== RECORDS FOR THE EXERCISE

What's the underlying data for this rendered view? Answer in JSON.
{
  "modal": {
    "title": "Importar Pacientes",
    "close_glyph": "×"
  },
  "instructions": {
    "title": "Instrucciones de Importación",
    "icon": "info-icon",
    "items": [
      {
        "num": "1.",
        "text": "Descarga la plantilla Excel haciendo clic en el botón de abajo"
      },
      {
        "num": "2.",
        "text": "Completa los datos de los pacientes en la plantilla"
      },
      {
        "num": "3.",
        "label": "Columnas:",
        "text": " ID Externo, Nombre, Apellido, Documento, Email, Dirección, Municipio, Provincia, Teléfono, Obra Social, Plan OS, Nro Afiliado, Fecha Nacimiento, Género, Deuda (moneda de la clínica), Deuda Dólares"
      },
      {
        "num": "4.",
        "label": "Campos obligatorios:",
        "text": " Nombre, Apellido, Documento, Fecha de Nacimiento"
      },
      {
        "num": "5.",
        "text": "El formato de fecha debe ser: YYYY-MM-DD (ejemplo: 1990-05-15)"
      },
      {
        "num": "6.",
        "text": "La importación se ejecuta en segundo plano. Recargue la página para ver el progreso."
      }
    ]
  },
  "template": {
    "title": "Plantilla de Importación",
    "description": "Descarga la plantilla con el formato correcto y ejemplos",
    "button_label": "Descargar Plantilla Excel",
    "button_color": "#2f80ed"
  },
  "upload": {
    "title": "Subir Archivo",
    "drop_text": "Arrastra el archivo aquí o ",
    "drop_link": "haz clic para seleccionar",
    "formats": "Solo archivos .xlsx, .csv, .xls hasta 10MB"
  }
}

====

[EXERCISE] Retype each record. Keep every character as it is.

[TASK OUTPUT]
What's the underlying data for this rendered view? Answer in JSON.
{
  "modal": {
    "title": "Importar Pacientes",
    "close_glyph": "×"
  },
  "instructions": {
    "title": "Instrucciones de Importación",
    "icon": "info-icon",
    "items": [
      {
        "num": "1.",
        "text": "Descarga la plantilla Excel haciendo clic en el botón de abajo"
      },
      {
        "num": "2.",
        "text": "Completa los datos de los pacientes en la plantilla"
      },
      {
        "num": "3.",
        "label": "Columnas:",
        "text": " ID Externo, Nombre, Apellido, Documento, Email, Dirección, Municipio, Provincia, Teléfono, Obra Social, Plan OS, Nro Afiliado, Fecha Nacimiento, Género, Deuda (moneda de la clínica), Deuda Dólares"
      },
      {
        "num": "4.",
        "label": "Campos obligatorios:",
        "text": " Nombre, Apellido, Documento, Fecha de Nacimiento"
      },
      {
        "num": "5.",
        "text": "El formato de fecha debe ser: YYYY-MM-DD (ejemplo: 1990-05-15)"
      },
      {
        "num": "6.",
        "text": "La importación se ejecuta en segundo plano. Recargue la página para ver el progreso."
      }
    ]
  },
  "template": {
    "title": "Plantilla de Importación",
    "description": "Descarga la plantilla con el formato correcto y ejemplos",
    "button_label": "Descargar Plantilla Excel",
    "button_color": "#2f80ed"
  },
  "upload": {
    "title": "Subir Archivo",
    "drop_text": "Arrastra el archivo aquí o ",
    "drop_link": "haz clic para seleccionar",
    "formats": "Solo archivos .xlsx, .csv, .xls hasta 10MB"
  }
}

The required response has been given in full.